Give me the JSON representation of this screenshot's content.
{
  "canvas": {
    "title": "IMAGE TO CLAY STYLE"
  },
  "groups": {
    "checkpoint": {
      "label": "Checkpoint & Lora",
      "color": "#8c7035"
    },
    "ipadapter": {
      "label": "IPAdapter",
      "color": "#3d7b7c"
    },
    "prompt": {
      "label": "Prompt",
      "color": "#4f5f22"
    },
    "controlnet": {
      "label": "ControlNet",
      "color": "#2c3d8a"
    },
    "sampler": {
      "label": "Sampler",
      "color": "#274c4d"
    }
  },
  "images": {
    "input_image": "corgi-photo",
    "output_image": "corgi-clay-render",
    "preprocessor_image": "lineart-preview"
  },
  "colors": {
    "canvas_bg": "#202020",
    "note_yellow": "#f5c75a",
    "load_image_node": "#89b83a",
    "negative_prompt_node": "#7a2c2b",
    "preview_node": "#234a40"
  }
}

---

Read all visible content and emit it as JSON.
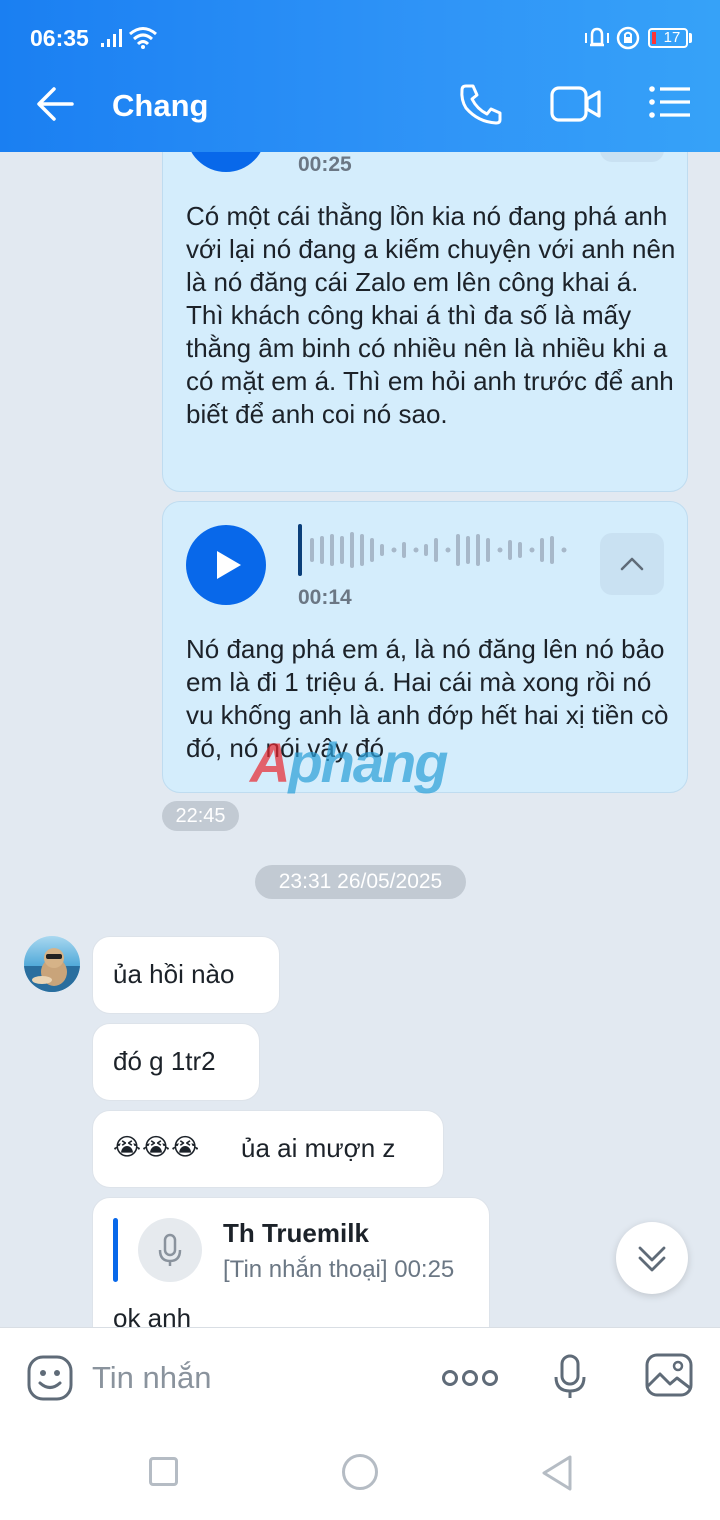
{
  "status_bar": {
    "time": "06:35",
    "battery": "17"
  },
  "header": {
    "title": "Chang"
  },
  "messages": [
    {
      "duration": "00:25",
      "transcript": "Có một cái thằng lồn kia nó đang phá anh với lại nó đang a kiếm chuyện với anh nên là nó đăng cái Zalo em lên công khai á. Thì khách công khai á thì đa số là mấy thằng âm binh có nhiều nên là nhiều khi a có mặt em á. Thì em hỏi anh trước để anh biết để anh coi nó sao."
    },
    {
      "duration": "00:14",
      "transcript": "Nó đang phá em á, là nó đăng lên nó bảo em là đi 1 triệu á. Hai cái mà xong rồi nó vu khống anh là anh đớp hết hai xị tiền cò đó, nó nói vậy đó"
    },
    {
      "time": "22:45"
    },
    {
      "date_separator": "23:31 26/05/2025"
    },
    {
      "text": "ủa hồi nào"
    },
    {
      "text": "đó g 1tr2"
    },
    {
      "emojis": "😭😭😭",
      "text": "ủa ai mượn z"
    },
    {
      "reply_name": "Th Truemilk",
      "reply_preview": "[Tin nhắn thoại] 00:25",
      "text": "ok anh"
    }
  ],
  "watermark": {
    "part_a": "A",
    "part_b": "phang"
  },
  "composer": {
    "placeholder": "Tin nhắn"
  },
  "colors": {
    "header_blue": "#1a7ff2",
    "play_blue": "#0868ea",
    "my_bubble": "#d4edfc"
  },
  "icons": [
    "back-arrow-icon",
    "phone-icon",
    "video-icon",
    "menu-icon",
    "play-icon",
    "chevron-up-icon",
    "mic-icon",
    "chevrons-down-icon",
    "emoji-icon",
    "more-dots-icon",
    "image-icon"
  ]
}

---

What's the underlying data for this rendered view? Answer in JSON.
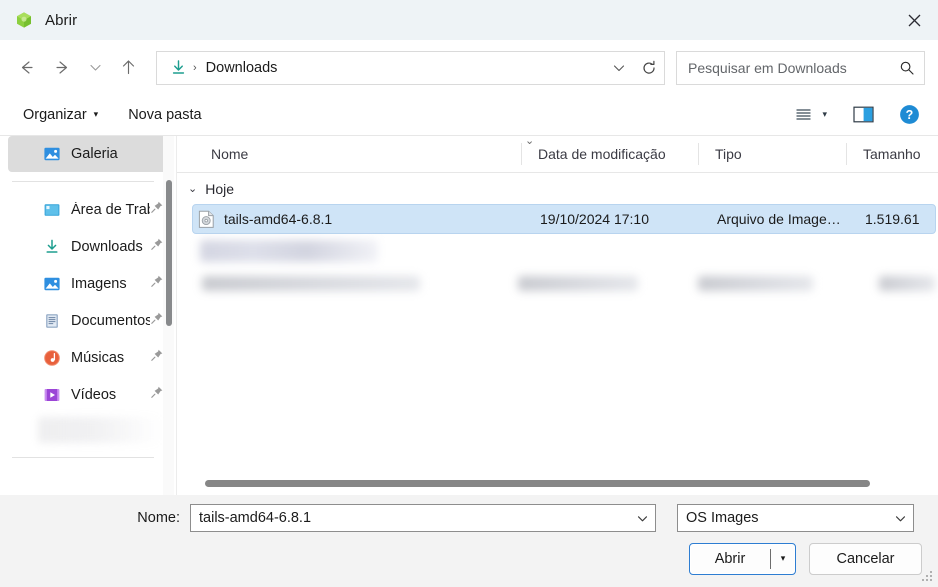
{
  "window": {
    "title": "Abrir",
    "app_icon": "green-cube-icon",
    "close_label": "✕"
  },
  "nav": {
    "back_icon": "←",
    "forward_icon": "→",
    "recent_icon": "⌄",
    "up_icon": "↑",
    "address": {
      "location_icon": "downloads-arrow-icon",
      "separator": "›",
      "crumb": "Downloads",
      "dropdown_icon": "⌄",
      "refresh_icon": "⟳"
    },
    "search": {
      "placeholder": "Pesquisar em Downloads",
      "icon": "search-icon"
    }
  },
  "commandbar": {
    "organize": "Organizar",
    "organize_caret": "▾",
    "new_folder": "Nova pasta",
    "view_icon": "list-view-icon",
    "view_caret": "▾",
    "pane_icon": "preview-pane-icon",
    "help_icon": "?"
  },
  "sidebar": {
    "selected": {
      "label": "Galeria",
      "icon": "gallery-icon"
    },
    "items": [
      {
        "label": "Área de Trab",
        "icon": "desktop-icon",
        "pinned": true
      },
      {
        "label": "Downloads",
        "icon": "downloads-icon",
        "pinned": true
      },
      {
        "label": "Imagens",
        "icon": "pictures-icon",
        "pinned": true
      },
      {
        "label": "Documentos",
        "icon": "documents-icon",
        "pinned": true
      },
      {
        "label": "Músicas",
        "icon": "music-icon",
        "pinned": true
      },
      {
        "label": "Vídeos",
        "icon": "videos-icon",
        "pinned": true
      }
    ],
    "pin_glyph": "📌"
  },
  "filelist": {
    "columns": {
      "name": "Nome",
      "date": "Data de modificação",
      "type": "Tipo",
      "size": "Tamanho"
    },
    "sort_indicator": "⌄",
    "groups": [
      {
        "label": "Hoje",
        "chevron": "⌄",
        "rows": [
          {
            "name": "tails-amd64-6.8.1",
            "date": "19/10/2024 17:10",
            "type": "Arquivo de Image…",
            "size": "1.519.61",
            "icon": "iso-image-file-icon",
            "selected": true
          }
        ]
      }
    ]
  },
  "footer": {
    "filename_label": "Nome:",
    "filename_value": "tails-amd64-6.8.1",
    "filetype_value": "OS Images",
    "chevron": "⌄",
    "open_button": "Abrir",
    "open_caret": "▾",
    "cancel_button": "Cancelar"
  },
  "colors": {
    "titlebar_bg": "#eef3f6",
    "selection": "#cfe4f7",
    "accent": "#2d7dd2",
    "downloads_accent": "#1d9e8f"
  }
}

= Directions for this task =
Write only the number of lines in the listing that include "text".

= Result =
4